Marx also leaves a rich legacy as a teacher – influencing not only students but colleagues as well. “Everyone on the program wanted to teach with Leo, and in return, every single one of us, I think, did because it was an in-depth consultation on how to work in the classroom,” Turkle says. How impressed was “Leo’s”. The ability to turn a seminar into a lukewarm collaborative experience.”
David Mindell, Professor of Aeronautics and Astronautics, and the Diebner Professor of Engineering and Construction History at STS are also among Marx’s STS graduate students. He says that Marx’s standards for good writing were clear and high. “No one could have asked for a kind, gentleman to cut the early writings of a young scholar to the bone,” he says, noting that Marx once gave him 11 pages of handwritten commentaries on a draft . “He made me a better writer, a better thinker, and a better historian, and left a similar impression on many others.”
Beyond MIT, Marx changed the world in his class. He did a tremendous amount of public speaking, advising, editing, advising, and debating in all kinds of settings around the world. David Nye, an American historian who spent most of his academic life in Denmark, says, “I doubt that there is a single country in Europe where he did not go to attend a conference or lecture.”
Wherever he went, Marx was prized for his ability to hear. “The quality of Leo’s mind was demonstrated over and over again in public settings,” recalls Smith. “He had an extraordinary ability to ask very perceptive, penetrating questions.” “Leo was a wonderful listener and gave decisive advice,” says Nee.
an ongoing legacy
Today, Marx’s insight lives on. A few weeks before his death, Marx’s daughter was approached by Claudio Stefanczyk, the curator of the National Museum of Modern Art in Zagreb, Croatia, seeking permission to use the title “The Machine in the Garden” for an upcoming art exhibition. . Marx admired the exhibition catalog and was pleased to see his inspiration at work in an unexpected quarter.
For his part, tefančić says that Marx’s book inspired him to “find a broader meaning in art and work in an interdisciplinary way.” In his Catalog essay, he expanded Marx’s insights into another time, place and art form, showing how Marx’s ideas continue to provide a reliable framework for understanding the modern world.
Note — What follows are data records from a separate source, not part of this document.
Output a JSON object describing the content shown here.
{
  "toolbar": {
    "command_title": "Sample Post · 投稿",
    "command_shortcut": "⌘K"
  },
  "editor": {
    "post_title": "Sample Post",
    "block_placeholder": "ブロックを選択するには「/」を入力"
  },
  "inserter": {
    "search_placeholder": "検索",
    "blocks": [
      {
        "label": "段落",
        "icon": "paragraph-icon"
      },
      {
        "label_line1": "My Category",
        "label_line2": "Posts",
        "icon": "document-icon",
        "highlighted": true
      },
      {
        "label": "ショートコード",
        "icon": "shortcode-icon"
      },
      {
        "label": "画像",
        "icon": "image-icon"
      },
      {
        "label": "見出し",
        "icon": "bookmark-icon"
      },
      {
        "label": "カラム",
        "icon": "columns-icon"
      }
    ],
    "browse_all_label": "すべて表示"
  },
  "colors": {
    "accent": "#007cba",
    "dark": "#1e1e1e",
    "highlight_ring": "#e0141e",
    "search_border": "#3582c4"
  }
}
The essay concludes: “We would not be able to imagine a society of the future without the symbols of the garden and the machine.”
MIT professors Rosalind Williams (emerita), David Mindell, Merritt Roe Smith and Sherry Turkle; Professor Emeritus David Ni of the University of Southern Denmark and family member Lucy Todd Marks contributed to this remembrance.